+++ Input records
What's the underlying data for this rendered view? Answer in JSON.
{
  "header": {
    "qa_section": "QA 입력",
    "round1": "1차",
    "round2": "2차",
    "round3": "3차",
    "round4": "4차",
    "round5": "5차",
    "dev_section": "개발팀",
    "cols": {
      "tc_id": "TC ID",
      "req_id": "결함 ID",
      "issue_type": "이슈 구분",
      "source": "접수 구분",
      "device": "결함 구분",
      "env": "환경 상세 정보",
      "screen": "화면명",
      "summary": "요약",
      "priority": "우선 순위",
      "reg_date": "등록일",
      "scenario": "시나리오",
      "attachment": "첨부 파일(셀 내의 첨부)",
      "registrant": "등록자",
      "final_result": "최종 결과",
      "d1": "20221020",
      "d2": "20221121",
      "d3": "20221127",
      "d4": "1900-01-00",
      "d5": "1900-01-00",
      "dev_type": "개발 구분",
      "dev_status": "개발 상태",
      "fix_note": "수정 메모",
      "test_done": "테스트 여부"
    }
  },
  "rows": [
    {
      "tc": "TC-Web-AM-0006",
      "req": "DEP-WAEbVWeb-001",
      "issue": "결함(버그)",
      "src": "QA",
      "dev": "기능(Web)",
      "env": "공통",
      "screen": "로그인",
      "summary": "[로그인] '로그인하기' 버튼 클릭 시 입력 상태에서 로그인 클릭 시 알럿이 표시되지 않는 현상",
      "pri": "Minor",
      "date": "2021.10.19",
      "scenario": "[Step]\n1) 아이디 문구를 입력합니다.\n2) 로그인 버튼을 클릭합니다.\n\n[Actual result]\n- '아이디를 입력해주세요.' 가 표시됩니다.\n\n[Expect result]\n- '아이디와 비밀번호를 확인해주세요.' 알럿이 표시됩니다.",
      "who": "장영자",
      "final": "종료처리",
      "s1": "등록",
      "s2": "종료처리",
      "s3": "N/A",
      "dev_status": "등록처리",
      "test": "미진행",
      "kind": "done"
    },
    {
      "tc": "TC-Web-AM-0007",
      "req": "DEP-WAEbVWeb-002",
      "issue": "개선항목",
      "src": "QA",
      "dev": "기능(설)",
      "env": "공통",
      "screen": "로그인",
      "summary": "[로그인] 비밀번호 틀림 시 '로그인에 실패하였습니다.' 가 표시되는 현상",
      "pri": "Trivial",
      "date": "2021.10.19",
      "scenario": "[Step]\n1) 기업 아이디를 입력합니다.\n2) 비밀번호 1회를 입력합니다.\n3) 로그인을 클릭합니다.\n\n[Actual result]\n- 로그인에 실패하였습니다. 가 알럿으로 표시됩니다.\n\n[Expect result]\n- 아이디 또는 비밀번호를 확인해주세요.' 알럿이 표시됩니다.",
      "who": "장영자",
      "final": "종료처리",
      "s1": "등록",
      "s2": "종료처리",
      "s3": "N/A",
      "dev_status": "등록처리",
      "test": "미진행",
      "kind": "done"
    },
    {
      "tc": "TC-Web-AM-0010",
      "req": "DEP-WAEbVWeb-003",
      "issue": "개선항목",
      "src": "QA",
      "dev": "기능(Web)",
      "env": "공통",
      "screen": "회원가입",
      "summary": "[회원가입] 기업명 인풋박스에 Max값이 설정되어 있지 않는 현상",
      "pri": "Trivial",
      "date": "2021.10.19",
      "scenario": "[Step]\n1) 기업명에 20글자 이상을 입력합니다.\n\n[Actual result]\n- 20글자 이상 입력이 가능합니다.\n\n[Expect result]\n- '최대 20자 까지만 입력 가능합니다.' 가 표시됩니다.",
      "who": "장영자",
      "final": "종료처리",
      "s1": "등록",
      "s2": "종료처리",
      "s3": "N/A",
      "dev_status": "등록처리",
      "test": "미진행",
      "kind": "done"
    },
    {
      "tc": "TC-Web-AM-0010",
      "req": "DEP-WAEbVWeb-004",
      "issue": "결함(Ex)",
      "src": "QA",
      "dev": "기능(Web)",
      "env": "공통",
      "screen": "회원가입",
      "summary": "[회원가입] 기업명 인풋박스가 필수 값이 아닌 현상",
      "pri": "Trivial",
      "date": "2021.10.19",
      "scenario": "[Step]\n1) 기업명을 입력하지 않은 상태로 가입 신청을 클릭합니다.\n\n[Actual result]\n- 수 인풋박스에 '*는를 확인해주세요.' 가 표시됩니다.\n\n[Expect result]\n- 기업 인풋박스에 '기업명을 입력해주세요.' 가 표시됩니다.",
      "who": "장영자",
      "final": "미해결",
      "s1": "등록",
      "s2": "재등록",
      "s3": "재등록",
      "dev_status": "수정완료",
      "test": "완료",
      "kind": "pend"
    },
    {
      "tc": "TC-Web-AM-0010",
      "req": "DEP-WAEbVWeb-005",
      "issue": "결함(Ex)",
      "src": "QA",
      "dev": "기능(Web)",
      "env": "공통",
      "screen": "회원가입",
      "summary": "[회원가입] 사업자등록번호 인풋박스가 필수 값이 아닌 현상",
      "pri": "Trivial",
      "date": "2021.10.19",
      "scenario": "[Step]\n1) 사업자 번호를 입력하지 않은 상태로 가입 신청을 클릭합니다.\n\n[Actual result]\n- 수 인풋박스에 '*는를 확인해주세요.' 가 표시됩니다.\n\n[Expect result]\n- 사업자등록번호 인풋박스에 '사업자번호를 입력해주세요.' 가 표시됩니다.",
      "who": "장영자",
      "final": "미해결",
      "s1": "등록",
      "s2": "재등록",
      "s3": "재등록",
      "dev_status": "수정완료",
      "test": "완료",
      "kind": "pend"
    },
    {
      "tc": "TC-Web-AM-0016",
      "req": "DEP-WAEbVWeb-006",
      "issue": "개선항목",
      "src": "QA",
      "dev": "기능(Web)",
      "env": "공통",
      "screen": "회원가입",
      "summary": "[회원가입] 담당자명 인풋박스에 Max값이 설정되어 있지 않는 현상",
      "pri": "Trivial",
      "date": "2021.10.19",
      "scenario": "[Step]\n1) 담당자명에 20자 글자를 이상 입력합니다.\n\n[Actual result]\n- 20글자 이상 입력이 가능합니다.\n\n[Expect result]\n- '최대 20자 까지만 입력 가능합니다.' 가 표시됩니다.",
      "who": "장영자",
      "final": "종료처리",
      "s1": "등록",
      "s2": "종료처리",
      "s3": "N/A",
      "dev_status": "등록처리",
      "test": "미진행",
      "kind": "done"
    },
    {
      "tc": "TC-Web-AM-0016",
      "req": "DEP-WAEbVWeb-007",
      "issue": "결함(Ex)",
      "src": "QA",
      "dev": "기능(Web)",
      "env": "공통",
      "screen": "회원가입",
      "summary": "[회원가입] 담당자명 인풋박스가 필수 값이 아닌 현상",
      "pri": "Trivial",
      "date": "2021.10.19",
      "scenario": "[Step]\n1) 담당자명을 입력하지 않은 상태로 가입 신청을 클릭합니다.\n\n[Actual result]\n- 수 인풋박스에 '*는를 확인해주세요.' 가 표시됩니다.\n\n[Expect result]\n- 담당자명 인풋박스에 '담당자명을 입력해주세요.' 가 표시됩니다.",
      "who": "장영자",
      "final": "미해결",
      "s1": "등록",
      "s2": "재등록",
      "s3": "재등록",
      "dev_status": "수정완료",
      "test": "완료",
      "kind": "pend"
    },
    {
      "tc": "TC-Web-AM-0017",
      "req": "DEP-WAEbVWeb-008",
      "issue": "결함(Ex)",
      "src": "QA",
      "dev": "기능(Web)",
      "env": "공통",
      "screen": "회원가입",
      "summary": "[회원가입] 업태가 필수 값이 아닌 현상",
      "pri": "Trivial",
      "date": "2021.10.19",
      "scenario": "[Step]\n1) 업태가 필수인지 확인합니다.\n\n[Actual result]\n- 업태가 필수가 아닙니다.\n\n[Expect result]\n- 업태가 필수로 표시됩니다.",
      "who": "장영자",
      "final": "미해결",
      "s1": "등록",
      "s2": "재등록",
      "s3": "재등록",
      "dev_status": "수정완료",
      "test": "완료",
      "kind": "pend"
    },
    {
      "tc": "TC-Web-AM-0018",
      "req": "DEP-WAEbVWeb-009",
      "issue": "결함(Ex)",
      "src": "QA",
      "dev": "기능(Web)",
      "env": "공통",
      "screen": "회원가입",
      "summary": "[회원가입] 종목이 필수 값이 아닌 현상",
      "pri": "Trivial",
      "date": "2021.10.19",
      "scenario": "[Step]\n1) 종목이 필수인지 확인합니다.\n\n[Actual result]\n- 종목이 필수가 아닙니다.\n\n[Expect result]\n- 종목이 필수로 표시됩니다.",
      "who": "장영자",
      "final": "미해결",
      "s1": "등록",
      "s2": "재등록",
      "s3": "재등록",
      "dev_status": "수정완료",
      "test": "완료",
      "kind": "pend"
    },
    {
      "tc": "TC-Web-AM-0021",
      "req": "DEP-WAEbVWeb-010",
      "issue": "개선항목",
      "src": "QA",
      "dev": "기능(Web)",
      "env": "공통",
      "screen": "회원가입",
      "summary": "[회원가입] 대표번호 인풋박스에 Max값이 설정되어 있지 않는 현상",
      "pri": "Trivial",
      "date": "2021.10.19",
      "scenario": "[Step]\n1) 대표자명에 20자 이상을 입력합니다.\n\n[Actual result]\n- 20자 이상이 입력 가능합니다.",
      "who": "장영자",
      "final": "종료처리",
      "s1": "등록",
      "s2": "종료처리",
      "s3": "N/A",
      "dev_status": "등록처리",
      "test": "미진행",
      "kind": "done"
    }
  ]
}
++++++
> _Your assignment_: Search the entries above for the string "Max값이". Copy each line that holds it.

> _Answer to this task_:
      "summary": "[회원가입] 기업명 인풋박스에 Max값이 설정되어 있지 않는 현상",
      "summary": "[회원가입] 담당자명 인풋박스에 Max값이 설정되어 있지 않는 현상",
      "summary": "[회원가입] 대표번호 인풋박스에 Max값이 설정되어 있지 않는 현상",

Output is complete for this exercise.